# Task goal
Find and copy the lines in the records beneath this task that contain the word "Total".
START Given records
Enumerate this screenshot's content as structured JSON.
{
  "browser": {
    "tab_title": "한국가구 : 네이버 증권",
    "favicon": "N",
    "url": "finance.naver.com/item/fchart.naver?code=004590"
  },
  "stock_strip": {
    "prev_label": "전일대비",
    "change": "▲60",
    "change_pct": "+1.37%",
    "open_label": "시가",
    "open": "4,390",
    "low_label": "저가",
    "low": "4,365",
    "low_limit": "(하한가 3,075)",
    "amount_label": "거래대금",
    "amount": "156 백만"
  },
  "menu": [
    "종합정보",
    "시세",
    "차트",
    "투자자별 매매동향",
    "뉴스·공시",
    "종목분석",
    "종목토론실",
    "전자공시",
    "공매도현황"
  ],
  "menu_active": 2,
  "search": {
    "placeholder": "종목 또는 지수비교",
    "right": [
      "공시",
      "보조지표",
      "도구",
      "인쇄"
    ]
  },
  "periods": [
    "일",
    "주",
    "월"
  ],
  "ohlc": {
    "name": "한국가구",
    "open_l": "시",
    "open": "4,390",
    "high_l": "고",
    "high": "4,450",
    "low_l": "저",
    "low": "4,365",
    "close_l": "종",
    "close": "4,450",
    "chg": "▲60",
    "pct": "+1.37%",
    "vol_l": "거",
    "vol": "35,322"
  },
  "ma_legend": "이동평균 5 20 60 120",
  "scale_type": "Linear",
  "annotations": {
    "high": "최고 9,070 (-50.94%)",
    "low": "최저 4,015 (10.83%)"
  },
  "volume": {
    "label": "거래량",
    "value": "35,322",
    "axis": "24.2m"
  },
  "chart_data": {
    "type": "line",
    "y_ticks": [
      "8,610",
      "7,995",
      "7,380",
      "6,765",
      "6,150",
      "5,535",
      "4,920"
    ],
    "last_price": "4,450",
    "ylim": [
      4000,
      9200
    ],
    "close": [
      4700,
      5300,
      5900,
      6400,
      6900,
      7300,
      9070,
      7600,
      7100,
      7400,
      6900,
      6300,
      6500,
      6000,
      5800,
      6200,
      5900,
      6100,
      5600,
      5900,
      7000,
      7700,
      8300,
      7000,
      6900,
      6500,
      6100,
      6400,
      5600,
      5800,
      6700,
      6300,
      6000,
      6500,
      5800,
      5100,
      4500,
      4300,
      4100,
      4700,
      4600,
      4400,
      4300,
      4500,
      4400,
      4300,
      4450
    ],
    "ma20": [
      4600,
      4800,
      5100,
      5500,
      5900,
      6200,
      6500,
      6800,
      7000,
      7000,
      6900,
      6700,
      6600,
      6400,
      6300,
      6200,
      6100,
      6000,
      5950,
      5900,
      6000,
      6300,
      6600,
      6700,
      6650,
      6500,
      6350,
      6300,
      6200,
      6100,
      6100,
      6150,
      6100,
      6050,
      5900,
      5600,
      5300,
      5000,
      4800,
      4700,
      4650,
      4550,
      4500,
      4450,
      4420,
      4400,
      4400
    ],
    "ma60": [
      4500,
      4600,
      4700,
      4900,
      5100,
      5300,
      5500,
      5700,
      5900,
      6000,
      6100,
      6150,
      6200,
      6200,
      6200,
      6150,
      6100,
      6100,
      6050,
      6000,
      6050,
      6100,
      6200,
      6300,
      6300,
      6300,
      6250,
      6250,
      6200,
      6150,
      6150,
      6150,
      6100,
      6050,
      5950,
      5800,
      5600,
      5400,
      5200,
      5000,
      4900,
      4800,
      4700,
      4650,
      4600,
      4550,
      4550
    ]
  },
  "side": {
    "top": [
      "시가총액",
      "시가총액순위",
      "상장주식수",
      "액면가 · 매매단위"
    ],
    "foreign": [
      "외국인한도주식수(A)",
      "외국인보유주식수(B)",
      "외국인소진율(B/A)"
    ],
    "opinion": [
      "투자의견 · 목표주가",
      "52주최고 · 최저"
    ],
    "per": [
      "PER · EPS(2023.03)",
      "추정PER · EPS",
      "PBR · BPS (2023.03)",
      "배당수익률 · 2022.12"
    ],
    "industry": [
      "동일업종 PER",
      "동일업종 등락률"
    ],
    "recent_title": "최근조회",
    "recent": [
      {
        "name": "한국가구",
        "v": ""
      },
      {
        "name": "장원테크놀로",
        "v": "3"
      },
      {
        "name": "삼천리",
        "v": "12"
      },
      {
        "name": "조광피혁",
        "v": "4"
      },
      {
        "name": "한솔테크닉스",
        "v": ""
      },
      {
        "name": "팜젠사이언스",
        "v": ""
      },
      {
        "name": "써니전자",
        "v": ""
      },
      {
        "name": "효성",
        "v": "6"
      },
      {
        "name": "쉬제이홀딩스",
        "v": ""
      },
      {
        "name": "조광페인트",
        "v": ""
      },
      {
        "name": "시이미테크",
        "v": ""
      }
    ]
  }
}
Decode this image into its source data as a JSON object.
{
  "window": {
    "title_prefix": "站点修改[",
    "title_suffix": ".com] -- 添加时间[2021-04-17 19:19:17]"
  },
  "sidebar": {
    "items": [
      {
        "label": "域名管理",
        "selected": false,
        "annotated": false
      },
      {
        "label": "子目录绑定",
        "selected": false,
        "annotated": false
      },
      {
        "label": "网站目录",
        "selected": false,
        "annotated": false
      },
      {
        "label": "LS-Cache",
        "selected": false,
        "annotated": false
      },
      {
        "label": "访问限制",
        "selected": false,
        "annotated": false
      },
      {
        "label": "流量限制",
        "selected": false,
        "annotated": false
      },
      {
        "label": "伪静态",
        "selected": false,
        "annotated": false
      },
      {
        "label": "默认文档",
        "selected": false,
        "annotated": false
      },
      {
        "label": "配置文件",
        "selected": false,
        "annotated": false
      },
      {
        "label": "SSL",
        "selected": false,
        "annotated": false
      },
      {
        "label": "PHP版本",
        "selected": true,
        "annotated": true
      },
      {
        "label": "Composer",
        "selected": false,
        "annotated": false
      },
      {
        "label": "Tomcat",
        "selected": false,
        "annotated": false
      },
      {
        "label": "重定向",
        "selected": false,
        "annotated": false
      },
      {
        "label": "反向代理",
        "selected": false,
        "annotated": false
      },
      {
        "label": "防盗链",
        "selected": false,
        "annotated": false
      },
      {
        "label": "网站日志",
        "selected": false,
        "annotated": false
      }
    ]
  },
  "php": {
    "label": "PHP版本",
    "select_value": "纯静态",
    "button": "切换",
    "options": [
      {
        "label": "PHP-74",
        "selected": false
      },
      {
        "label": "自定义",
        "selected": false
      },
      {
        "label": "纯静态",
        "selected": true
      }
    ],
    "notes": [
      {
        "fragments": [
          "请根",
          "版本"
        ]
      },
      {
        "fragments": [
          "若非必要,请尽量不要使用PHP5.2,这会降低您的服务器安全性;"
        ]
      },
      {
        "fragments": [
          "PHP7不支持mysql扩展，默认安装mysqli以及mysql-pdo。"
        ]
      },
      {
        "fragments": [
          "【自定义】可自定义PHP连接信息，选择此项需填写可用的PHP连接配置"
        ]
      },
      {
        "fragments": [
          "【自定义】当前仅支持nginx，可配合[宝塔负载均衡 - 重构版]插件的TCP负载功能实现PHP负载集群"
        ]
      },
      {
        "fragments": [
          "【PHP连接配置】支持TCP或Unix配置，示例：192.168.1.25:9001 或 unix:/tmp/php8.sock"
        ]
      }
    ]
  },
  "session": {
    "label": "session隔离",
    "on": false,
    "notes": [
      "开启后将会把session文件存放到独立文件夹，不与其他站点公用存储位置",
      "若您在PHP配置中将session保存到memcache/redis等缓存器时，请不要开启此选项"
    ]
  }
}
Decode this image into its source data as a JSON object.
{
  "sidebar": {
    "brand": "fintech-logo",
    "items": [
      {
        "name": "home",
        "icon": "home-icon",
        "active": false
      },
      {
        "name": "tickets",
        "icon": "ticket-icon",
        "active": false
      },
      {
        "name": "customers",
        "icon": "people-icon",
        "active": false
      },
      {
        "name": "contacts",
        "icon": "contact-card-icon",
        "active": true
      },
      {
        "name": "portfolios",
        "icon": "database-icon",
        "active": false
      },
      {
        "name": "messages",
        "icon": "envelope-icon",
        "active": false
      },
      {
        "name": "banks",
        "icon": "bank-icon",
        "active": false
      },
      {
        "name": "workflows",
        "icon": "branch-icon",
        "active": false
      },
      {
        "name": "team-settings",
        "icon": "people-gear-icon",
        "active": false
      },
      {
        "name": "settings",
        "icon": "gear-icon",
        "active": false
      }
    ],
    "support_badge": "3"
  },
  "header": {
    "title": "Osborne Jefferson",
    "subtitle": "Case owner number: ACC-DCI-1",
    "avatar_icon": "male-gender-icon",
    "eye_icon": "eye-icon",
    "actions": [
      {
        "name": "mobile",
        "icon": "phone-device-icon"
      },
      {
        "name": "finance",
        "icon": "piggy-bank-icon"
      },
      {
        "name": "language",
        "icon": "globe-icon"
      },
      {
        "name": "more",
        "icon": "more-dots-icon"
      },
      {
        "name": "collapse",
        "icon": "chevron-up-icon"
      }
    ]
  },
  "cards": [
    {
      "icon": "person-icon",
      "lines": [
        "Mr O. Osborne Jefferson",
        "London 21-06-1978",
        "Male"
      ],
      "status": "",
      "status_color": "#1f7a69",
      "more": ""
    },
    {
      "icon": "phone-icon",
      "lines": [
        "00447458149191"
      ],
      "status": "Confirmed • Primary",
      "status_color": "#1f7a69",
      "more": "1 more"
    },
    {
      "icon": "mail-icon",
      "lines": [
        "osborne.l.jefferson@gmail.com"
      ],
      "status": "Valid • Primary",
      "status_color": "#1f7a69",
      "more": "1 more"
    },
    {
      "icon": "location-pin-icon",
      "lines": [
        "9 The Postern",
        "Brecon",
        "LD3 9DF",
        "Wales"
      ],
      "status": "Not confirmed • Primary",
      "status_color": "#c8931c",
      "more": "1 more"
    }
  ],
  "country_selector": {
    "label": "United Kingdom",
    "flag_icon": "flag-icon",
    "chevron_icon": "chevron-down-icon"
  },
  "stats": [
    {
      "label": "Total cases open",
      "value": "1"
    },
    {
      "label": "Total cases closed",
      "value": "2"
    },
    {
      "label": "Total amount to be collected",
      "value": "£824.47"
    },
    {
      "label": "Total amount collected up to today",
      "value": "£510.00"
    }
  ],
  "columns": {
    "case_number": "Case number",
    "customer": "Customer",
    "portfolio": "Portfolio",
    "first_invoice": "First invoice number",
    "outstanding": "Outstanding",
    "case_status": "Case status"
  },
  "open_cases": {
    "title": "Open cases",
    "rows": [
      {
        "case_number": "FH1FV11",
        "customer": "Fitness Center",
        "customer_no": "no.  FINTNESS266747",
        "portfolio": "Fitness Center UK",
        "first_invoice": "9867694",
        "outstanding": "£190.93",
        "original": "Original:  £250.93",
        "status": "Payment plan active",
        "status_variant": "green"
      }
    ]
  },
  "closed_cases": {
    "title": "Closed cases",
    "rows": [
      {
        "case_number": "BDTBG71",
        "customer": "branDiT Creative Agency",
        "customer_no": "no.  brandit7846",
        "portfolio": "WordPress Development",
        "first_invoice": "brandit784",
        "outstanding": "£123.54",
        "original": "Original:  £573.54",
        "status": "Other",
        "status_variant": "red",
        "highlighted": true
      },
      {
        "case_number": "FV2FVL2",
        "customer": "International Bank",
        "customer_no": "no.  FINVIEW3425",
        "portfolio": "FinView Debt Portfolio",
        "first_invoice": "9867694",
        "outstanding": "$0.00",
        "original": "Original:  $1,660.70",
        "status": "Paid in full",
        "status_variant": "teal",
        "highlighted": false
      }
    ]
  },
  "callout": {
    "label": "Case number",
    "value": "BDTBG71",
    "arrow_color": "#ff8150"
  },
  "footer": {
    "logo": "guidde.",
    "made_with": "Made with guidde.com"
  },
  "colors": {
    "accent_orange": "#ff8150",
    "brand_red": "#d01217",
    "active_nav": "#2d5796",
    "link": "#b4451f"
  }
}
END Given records
# Task solution
      "label": "Total cases open",
      "label": "Total cases closed",
      "label": "Total amount to be collected",
      "label": "Total amount collected up to today",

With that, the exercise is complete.